Q: What will we eat if Android wins the mobile operating system war?
A: Blackberry and Apple Crumble.
I never said it was a good joke. But after the day I've had, even a lame pun is better than nothing.
Monday, 6 January
At this point, I am going to let you into a little secret. I nearly caved today. I was sitting in a room with four Windows machines, all switched off. I'd spent five hours - yes, five - trying to post an article.
During that time, I fought against devices rebooting, apps that crashed for no apparent reason but always at the crucial moment, and a cut and paste mechanism that seems to have been written by the cast of Sesame Street on ritalin.

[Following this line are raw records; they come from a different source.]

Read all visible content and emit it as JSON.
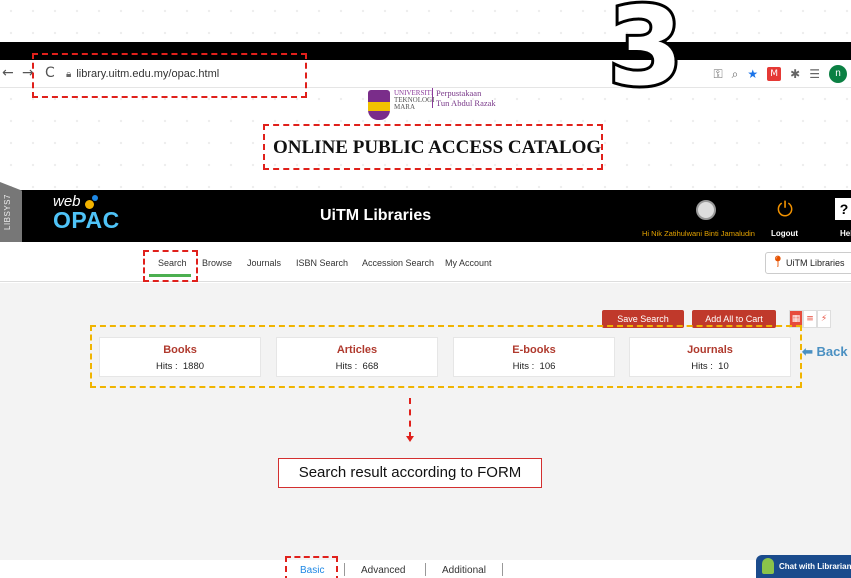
{
  "step_number": "3",
  "browser": {
    "back_glyph": "←",
    "forward_glyph": "→",
    "reload_glyph": "C",
    "url": "library.uitm.edu.my/opac.html",
    "icons": [
      "key-icon",
      "zoom-icon",
      "star-icon",
      "extension-icon",
      "puzzle-icon",
      "reading-list-icon",
      "profile-icon"
    ],
    "profile_initial": "n"
  },
  "logo": {
    "university_lines": [
      "UNIVERSITI",
      "TEKNOLOGI",
      "MARA"
    ],
    "library_lines": [
      "Perpustakaan",
      "Tun Abdul Razak"
    ]
  },
  "catalog_title": "ONLINE PUBLIC ACCESS CATALOG",
  "header": {
    "side_tab": "LIBSYS7",
    "brand_top": "web",
    "brand_bottom": "OPAC",
    "title": "UiTM Libraries",
    "user_greeting": "Hi Nik Zatihulwani Binti Jamaludin",
    "logout_label": "Logout",
    "help_label": "Hel"
  },
  "nav": {
    "items": [
      "Search",
      "Browse",
      "Journals",
      "ISBN Search",
      "Accession Search",
      "My Account"
    ],
    "library_select": "UiTM Libraries"
  },
  "actions": {
    "save_search": "Save Search",
    "add_all_to_cart": "Add All to Cart"
  },
  "categories": [
    {
      "name": "Books",
      "hits_label": "Hits :",
      "hits": "1880"
    },
    {
      "name": "Articles",
      "hits_label": "Hits :",
      "hits": "668"
    },
    {
      "name": "E-books",
      "hits_label": "Hits :",
      "hits": "106"
    },
    {
      "name": "Journals",
      "hits_label": "Hits :",
      "hits": "10"
    }
  ],
  "back_label": "Back",
  "annotation": "Search result according to FORM",
  "bottom_tabs": [
    "Basic",
    "Advanced",
    "Additional"
  ],
  "chat_label": "Chat with Librarian",
  "colors": {
    "accent_red": "#c0392b",
    "annotation_red": "#e0201b",
    "annotation_yellow": "#f0b400",
    "opac_blue": "#4fc3f7",
    "active_tab_blue": "#1e88e5"
  }
}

It is safe to say that, for a journalist on a successful tech website, using Android exclusively is, while not impossible, certainly not convenient. It's a little like a holiday in North Korea. It can be done, but it probably isn't very relaxing and you might not get out of it in one piece.
I'm an advocate for Android due to its open ecosystem. But that can also be its undoing. There is often inconsistency between apps that means that they behave differently than Android design guidelines, thus reducing their capacity for intuitive use.
In addition, because many apps come from back bedroom developers, they are prone to instability. There isn't a huge community of bug testers to check every possible eventuality, and you can be sure that the one they haven't tested will be the one you end up running into and finding out about the hard way.
The various office apps in Android are all well intentioned, but none of them seem to be completely finished yet. Some don't offer word counts. Some don't save in the format you need. Some are just downright fiddly. Worst is that several of them crash as soon as you minimise the window, forcing you to start again. Between them, there are the makings of a good app. If all the best bits from the different packages were combined, you might have something really special.
But the experiment is about living with Android, not just working with it, and so to crumble now would be to cave over a small part of a large project. I do have a "business critical" getout clause that I can invoke, allowing me to work using Windows if I find it is affecting my job or my co-workers, however I haven't caved yet.
So I sought workarounds. The workaround I found involved doing something I've resisted doing for years. I've started writing my articles in HTML, fully coded and ready for the website.
It makes perfect sense - one copy and paste into our CMS and it's ready to go. It's something I will keep doing after this month is over. It's true what they say - sometimes crisis leads to opportunity.
Tuesday, 7 January
With that in mind, and on a lighter note, I'm delighted to present the results of my latest challenge. I was asked if I could create a piece of music and upload it to Soundcloud using Android. And here is the result below. It's called "Theme From Project Android".
I created it in around 90 minutes using Magix's Music Maker Jam (free with in-app purchases) and uploaded it using the old version of the Soundcloud website. The new version of the website and indeed the Soundcloud app (free) would not let me upload, only record from the microphone, and apparently Android users don't need to upload files they've already made. Another little example of the long way we have to go.
Please don't be too critical. I've never written any music before, certainly never on a computer, and besides, I've had a bad day.
Challenge Chris to perform tasks using Android apps and hardware alone. Comment below or tweet to @INQ with the hashtag #INQAndroid. µ